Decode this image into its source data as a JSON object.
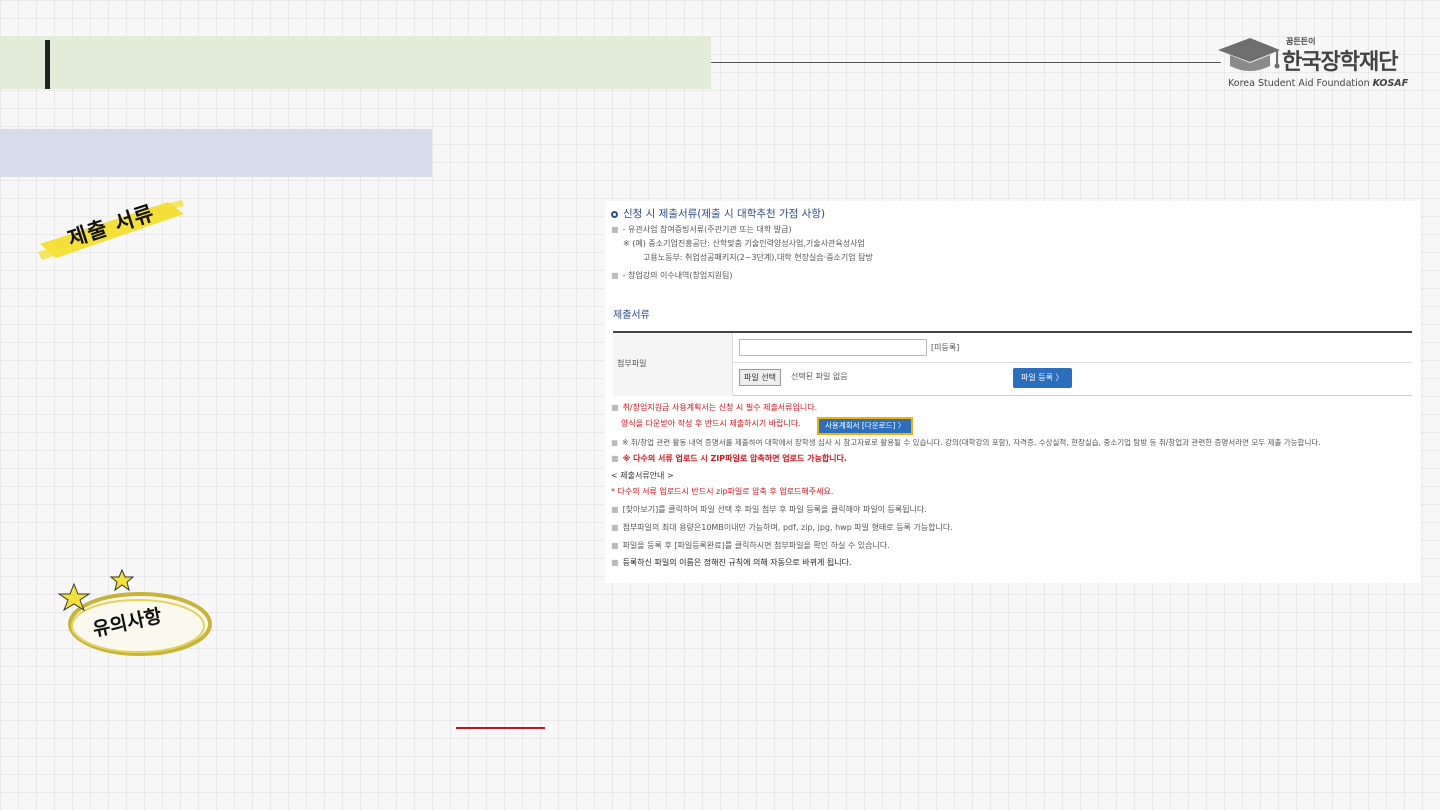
{
  "logo": {
    "tag": "꿈든든이",
    "name": "한국장학재단",
    "english": "Korea Student Aid Foundation",
    "english_abbr": "KOSAF"
  },
  "stickers": {
    "docs": "제출 서류",
    "caution": "유의사항"
  },
  "panel": {
    "section_title": "신청 시 제출서류(제출 시 대학추천 가점 사항)",
    "notes": [
      "- 유관사업 참여증빙서류(주관기관 또는 대학 발급)",
      "※ (예) 중소기업진흥공단: 산학맞춤 기술인력양성사업,기술사관육성사업",
      "고용노동부: 취업성공패키지(2~3단계),대학 현장실습·중소기업 탐방",
      "- 창업강의 이수내역(창업지원팀)"
    ],
    "docs_title": "제출서류",
    "table": {
      "label": "첨부파일",
      "unregistered": "[미등록]",
      "file_select": "파일 선택",
      "no_file": "선택된 파일 없음",
      "register": "파일 등록 〉"
    },
    "warn1": "취/창업지원금 사용계획서는 신청 시 필수 제출서류입니다.",
    "warn2": "양식을 다운받아 작성 후 반드시 제출하시기 바랍니다.",
    "download": "사용계획서 [다운로드] 〉",
    "note_long": "※ 취/창업 관련 활동 내역 증명서를 제출하여 대학에서 장학생 심사 시 참고자료로 활용될 수 있습니다. 강의(대학강의 포함), 자격증, 수상실적, 현장실습, 중소기업 탐방 등 취/창업과 관련한 증명서라면 모두 제출 가능합니다.",
    "zip_note": "※ 다수의 서류 업로드 시 ZIP파일로 압축하면 업로드 가능합니다.",
    "guide_title": "< 제출서류안내 >",
    "guide_red": "* 다수의 서류 업로드시 반드시 zip파일로 압축 후 업로드해주세요.",
    "guides": [
      "[찾아보기]를 클릭하여 파일 선택 후 파일 첨부 후 파일 등록을 클릭해야 파일이 등록됩니다.",
      "첨부파일의 최대 용량은10MB이내만 가능하며, pdf, zip, jpg, hwp 파일 형태로 등록 가능합니다.",
      "파일을 등록 후 [파일등록완료]를 클릭하시면 첨부파일을 확인 하실 수 있습니다."
    ],
    "guide_last": "등록하신 파일의 이름은 정해진 규칙에 의해 자동으로 바뀌게 됩니다."
  },
  "colors": {
    "header_band": "#e2ecd8",
    "subtitle_band": "#d6dde9",
    "accent_blue": "#2a6ebd",
    "warn_red": "#d2161e",
    "highlight_yellow": "#f0b400"
  }
}
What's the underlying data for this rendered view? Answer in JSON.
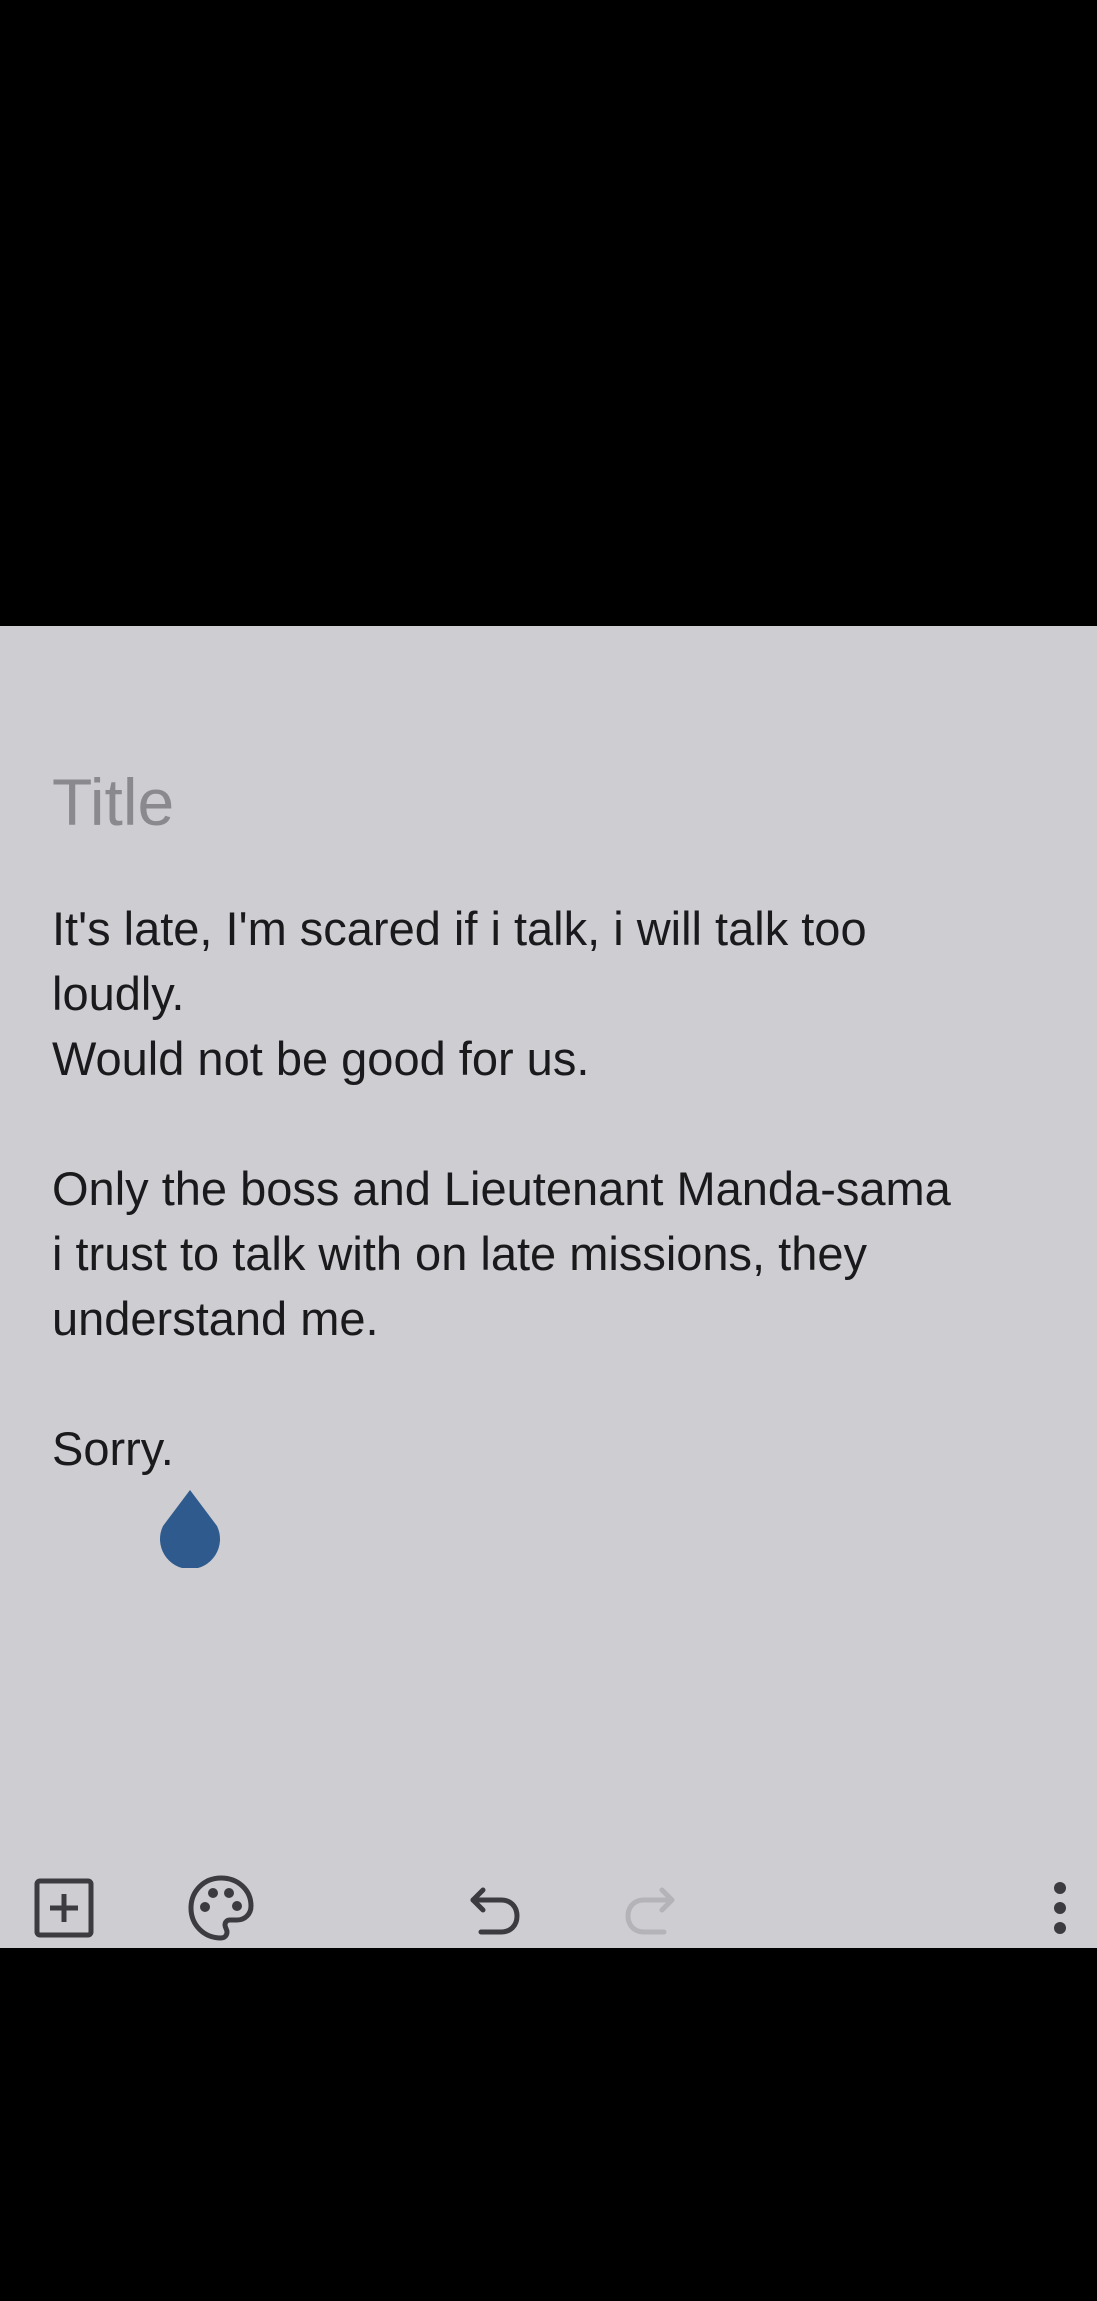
{
  "note": {
    "title_placeholder": "Title",
    "body_lines": [
      "It's late, I'm scared if i talk, i will talk too",
      "loudly.",
      "Would not be good for us.",
      "",
      "Only the boss and Lieutenant Manda-sama",
      "i trust to talk with on late missions, they",
      "understand me.",
      "",
      "Sorry."
    ]
  },
  "toolbar": {
    "add_icon": "add-box-icon",
    "palette_icon": "palette-icon",
    "undo_icon": "undo-icon",
    "redo_icon": "redo-icon",
    "more_icon": "more-vert-icon",
    "redo_enabled": false
  },
  "colors": {
    "sheet_background": "#CDCDD2",
    "text": "#1A1A1C",
    "placeholder": "#8A8A8E",
    "cursor_handle": "#2E5A8E",
    "icon": "#3C3C40",
    "icon_disabled": "#B4B4B8"
  }
}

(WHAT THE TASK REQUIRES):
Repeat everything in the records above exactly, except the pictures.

(EXERCISE ANSWER):
Decode this image into its source data as a JSON object.
{
  "logo": {
    "tag": "꿈든든이",
    "name": "한국장학재단",
    "english": "Korea Student Aid Foundation",
    "english_abbr": "KOSAF"
  },
  "stickers": {
    "docs": "제출 서류",
    "caution": "유의사항"
  },
  "panel": {
    "section_title": "신청 시 제출서류(제출 시 대학추천 가점 사항)",
    "notes": [
      "- 유관사업 참여증빙서류(주관기관 또는 대학 발급)",
      "※ (예) 중소기업진흥공단: 산학맞춤 기술인력양성사업,기술사관육성사업",
      "고용노동부: 취업성공패키지(2~3단계),대학 현장실습·중소기업 탐방",
      "- 창업강의 이수내역(창업지원팀)"
    ],
    "docs_title": "제출서류",
    "table": {
      "label": "첨부파일",
      "unregistered": "[미등록]",
      "file_select": "파일 선택",
      "no_file": "선택된 파일 없음",
      "register": "파일 등록 〉"
    },
    "warn1": "취/창업지원금 사용계획서는 신청 시 필수 제출서류입니다.",
    "warn2": "양식을 다운받아 작성 후 반드시 제출하시기 바랍니다.",
    "download": "사용계획서 [다운로드] 〉",
    "note_long": "※ 취/창업 관련 활동 내역 증명서를 제출하여 대학에서 장학생 심사 시 참고자료로 활용될 수 있습니다. 강의(대학강의 포함), 자격증, 수상실적, 현장실습, 중소기업 탐방 등 취/창업과 관련한 증명서라면 모두 제출 가능합니다.",
    "zip_note": "※ 다수의 서류 업로드 시 ZIP파일로 압축하면 업로드 가능합니다.",
    "guide_title": "< 제출서류안내 >",
    "guide_red": "* 다수의 서류 업로드시 반드시 zip파일로 압축 후 업로드해주세요.",
    "guides": [
      "[찾아보기]를 클릭하여 파일 선택 후 파일 첨부 후 파일 등록을 클릭해야 파일이 등록됩니다.",
      "첨부파일의 최대 용량은10MB이내만 가능하며, pdf, zip, jpg, hwp 파일 형태로 등록 가능합니다.",
      "파일을 등록 후 [파일등록완료]를 클릭하시면 첨부파일을 확인 하실 수 있습니다."
    ],
    "guide_last": "등록하신 파일의 이름은 정해진 규칙에 의해 자동으로 바뀌게 됩니다."
  },
  "colors": {
    "header_band": "#e2ecd8",
    "subtitle_band": "#d6dde9",
    "accent_blue": "#2a6ebd",
    "warn_red": "#d2161e",
    "highlight_yellow": "#f0b400"
  }
}
What's the underlying data for this rendered view? Answer in JSON.
{
  "note": {
    "title_placeholder": "Title",
    "body_lines": [
      "It's late, I'm scared if i talk, i will talk too",
      "loudly.",
      "Would not be good for us.",
      "",
      "Only the boss and Lieutenant Manda-sama",
      "i trust to talk with on late missions, they",
      "understand me.",
      "",
      "Sorry."
    ]
  },
  "toolbar": {
    "add_icon": "add-box-icon",
    "palette_icon": "palette-icon",
    "undo_icon": "undo-icon",
    "redo_icon": "redo-icon",
    "more_icon": "more-vert-icon",
    "redo_enabled": false
  },
  "colors": {
    "sheet_background": "#CDCDD2",
    "text": "#1A1A1C",
    "placeholder": "#8A8A8E",
    "cursor_handle": "#2E5A8E",
    "icon": "#3C3C40",
    "icon_disabled": "#B4B4B8"
  }
}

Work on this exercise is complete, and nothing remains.